Here is Ambrose Evans-Pritchard at the Daily Telegraph:
“A near universal view has emerged that Europe’s crisis can only be solved by governments and fiscal policy, with varying views over the proper dosage of pain. I beg to differ. This is a monetary crisis, caused by a jejune central bank that aborted a fragile recovery by raising rates earlier this year, allowed the money supply to collapse at vertiginous rates in southern Europe, and caused a completely unnecessary recession — and a deep one judging by the collapse in the PMI new manufacturing orders in November…Needless to say, drastic fiscal austerity is making matters a lot worse. You cannot push two-thirds of the eurozone into synchronized fiscal and monetary contraction without consequences.”
Do I need to say I agree? I do of course – even though I am less worried about the fiscal austerity than Ambrose.

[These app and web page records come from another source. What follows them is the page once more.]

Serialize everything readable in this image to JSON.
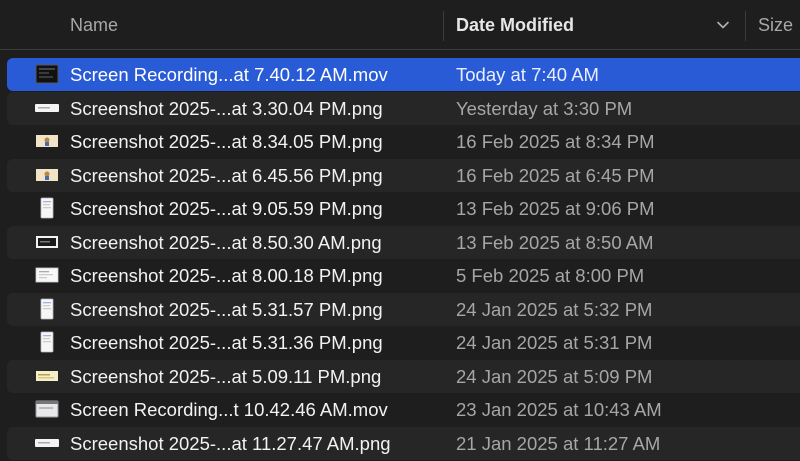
{
  "header": {
    "name_label": "Name",
    "date_label": "Date Modified",
    "size_label": "Size"
  },
  "files": [
    {
      "name": "Screen Recording...at 7.40.12 AM.mov",
      "date": "Today at 7:40 AM",
      "thumb": "recording-dark",
      "selected": true
    },
    {
      "name": "Screenshot 2025-...at 3.30.04 PM.png",
      "date": "Yesterday at 3:30 PM",
      "thumb": "wide-white"
    },
    {
      "name": "Screenshot 2025-...at 8.34.05 PM.png",
      "date": "16 Feb 2025 at 8:34 PM",
      "thumb": "landscape-photo"
    },
    {
      "name": "Screenshot 2025-...at 6.45.56 PM.png",
      "date": "16 Feb 2025 at 6:45 PM",
      "thumb": "landscape-photo"
    },
    {
      "name": "Screenshot 2025-...at 9.05.59 PM.png",
      "date": "13 Feb 2025 at 9:06 PM",
      "thumb": "portrait-white"
    },
    {
      "name": "Screenshot 2025-...at 8.50.30 AM.png",
      "date": "13 Feb 2025 at 8:50 AM",
      "thumb": "landscape-dark"
    },
    {
      "name": "Screenshot 2025-...at 8.00.18 PM.png",
      "date": "5 Feb 2025 at 8:00 PM",
      "thumb": "landscape-white"
    },
    {
      "name": "Screenshot 2025-...at 5.31.57 PM.png",
      "date": "24 Jan 2025 at 5:32 PM",
      "thumb": "portrait-white"
    },
    {
      "name": "Screenshot 2025-...at 5.31.36 PM.png",
      "date": "24 Jan 2025 at 5:31 PM",
      "thumb": "portrait-white"
    },
    {
      "name": "Screenshot 2025-...at 5.09.11 PM.png",
      "date": "24 Jan 2025 at 5:09 PM",
      "thumb": "landscape-yellow"
    },
    {
      "name": "Screen Recording...t 10.42.46 AM.mov",
      "date": "23 Jan 2025 at 10:43 AM",
      "thumb": "recording-light"
    },
    {
      "name": "Screenshot 2025-...at 11.27.47 AM.png",
      "date": "21 Jan 2025 at 11:27 AM",
      "thumb": "wide-white"
    }
  ],
  "colors": {
    "selection": "#2a5bd7",
    "background": "#1e1e1e",
    "alt_row": "#262626"
  }
}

“The eurozone economy is in imminent danger of crashing into deflation, bringing down the whole interlocking edifice of sovereign debt and distressed lenders. And bear in mind that Europe’s bank nexus — including the UK, Swiss, Scandies — is €31 trillion. Big stuff.
This crisis can be stopped very easily by monetary policy, working through the old-fashion Fisher-Hawtrey-Friedman method of open-market operations to expand the quantity of money, ideally to keep nominal GDP growth on an even keel.“
We already know that Ambrose is reading the Market Monetarist blogs – now we know he also understands and agrees (I kind of had an idea about that already…did he for example read this comment). Back to Ambrose:
“This does not solve the 30pc intra-EMU currency misalignment between North and South, of course, but it quite literally “solves” the solvency crisis for Italy and Spain. They would not be insolvent if the ECB had not driven them into depression by letting their money supply implode.
Yes, I know there are lots of central bankers who say or think monetary policy cannot achieve these miracles. They are wrong. Of course it can. A whole generation of policy-makers have been side-tracked into cul-de-sacs like (Bernanke) creditism, or German religious theories of “expansionary fiscal contractions”. (By the way, I learned in Ireland last week that the country’s 1980s experience used as the poster child for that credo is based on false data. It does not validate the theory at all).
I have no idea whether ECB chief Mario Draghi really believes the mantra he is constrained to utter by his masters. It hardly matters. But his insistence that this crisis must be solved by governments alone — “a new fiscal compact” as he called it today — is a derelection of duty.”
I have nothing to add. Lets just conclude that we have a Market Monetarist at the Daily Telegraph and it is a joy to read his comments.
If you want to read some of my comments on the topic covered by Ambrose see below.
On “monetary policy defeatism”:
Adam Posen calls for more QE – that’s fine, but…
Gustav Cassel foresaw the Great Depression
“Our Monetary ills Laid to Puritanism”
Calvinist economics – the sin of our times
Fisher (and bit on Friedman):
Repeating a (not so) crazy idea – or if Chuck Norris was ECB chief
The Chuck Norris effect, Swiss lessons and a (not so) crazy idea
Irving Fisher and the New Normal
The Fisher-Friedman-Sumner-Svensson axis
Update: David Beckworth also has a comment on Ambrose.